WORK REQUEST. From the records, pick out and copy each line containing "datos".

Items from an interface collection:
┌──

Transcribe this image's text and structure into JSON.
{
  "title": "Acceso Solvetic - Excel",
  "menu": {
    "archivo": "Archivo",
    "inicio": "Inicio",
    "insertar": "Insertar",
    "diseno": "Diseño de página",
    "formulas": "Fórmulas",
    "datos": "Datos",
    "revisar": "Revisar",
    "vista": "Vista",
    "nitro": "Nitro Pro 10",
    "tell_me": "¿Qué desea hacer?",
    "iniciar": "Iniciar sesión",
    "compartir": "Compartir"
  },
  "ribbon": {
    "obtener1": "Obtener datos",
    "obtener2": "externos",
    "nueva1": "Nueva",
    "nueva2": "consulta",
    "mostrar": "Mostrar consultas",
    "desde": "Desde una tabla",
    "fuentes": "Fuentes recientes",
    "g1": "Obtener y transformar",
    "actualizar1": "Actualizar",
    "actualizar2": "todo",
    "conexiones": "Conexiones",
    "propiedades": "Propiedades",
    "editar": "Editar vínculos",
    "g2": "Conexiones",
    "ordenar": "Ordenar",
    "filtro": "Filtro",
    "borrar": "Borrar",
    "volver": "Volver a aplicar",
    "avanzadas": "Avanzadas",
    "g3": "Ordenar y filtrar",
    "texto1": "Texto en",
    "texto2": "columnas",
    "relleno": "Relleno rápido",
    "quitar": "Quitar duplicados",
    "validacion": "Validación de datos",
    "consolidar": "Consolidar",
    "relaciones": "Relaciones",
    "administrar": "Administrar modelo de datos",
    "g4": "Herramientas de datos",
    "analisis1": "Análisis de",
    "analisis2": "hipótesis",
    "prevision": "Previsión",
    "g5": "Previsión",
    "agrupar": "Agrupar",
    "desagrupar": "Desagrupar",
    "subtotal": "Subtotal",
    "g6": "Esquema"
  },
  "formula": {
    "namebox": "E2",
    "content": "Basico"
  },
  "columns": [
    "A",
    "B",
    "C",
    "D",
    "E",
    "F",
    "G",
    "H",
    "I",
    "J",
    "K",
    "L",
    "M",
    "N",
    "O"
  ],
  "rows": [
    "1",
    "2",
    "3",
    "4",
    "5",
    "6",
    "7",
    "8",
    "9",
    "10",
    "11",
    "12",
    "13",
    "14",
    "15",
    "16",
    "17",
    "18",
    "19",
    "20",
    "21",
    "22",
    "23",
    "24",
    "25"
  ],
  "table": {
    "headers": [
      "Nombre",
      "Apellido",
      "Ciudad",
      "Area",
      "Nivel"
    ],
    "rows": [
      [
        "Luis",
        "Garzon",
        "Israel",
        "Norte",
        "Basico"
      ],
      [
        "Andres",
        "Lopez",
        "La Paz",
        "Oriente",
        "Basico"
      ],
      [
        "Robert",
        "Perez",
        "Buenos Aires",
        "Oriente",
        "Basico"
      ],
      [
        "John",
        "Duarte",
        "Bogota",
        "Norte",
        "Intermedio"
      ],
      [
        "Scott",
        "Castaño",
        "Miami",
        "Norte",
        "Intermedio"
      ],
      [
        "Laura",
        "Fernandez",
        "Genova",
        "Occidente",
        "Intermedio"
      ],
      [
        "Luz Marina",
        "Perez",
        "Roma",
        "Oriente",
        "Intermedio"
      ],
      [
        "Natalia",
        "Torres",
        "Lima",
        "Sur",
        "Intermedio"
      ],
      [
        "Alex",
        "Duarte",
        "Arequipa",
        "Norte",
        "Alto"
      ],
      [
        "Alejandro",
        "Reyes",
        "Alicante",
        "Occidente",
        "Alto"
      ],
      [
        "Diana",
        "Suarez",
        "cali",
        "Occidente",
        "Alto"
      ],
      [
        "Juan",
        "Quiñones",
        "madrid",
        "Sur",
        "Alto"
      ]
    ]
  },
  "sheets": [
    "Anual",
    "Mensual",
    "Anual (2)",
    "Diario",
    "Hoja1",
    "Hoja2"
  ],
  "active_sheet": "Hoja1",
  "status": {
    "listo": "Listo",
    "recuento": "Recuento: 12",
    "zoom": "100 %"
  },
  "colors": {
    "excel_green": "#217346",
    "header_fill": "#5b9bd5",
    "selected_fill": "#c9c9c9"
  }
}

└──

OUTPUT OF THE TASK.
    "datos": "Datos",
    "obtener1": "Obtener datos",
    "validacion": "Validación de datos",
    "administrar": "Administrar modelo de datos",
    "g4": "Herramientas de datos",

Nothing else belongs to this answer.